Microbiological Bacterial Transfer events between patients and the environment were observed in 18.5% of patient encounters and occurred early in the admission. This study suggests that research on prevention methods beyond the standard practice of room disinfection at the end of a patient’s stay is needed to better prevent acquisition of MDROs through the environment.
The north-west European population of Bewick’s Swan Cygnus columbianus bewickii declined by 38% between 1995 and 2010 and is listed as ‘Endangered’ on the European Red List of birds. Here, we combined information on food resources within the landscape with long-term data on swan numbers, habitat use, behaviour and two complementary measures of body condition, to examine whether changes in food type and availability have influenced the Bewick’s Swan’s use of their main wintering site in the UK, the Ouse Washes and surrounding fens.
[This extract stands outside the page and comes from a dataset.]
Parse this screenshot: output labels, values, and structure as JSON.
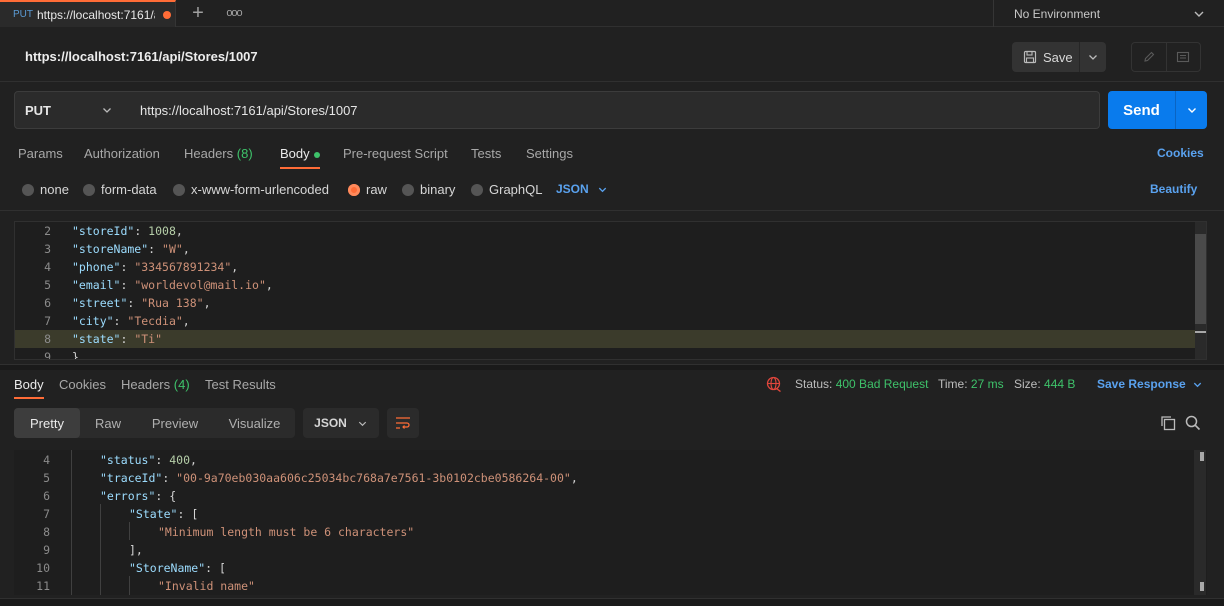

Maximum number of Bewick’s Swans rose from 620 in winter 1958/59 to a high of 7,491 in winter 2004/05, before falling to 1,073 birds in winter 2013/14. Between winters 1958/59 and 2014/15 the Ouse Washes supported between 0.5 and 37.9 % of the total population wintering in north-west Europe (mean ± 95 % CI = 18.1 ± 2.4 %). Swans fed on agricultural crops, shifting from post-harvest remains of root crops (e.g. sugar beet and potatoes) in November and December to winter-sown cereals (e.g. wheat) in January and February. Inter-annual variation in the area cultivated for these crops did not result in changes in the peak numbers of swans occurring on the Ouse Washes. Behavioural and body condition data indicated that food supplies on the Ouse Washes and surrounding fens remain adequate to allow the birds to gain and maintain good body condition throughout winter with no increase in foraging effort. Our findings suggest that the recent decline in numbers of Bewick’s Swans at this internationally important site was not linked to inadequate food resources.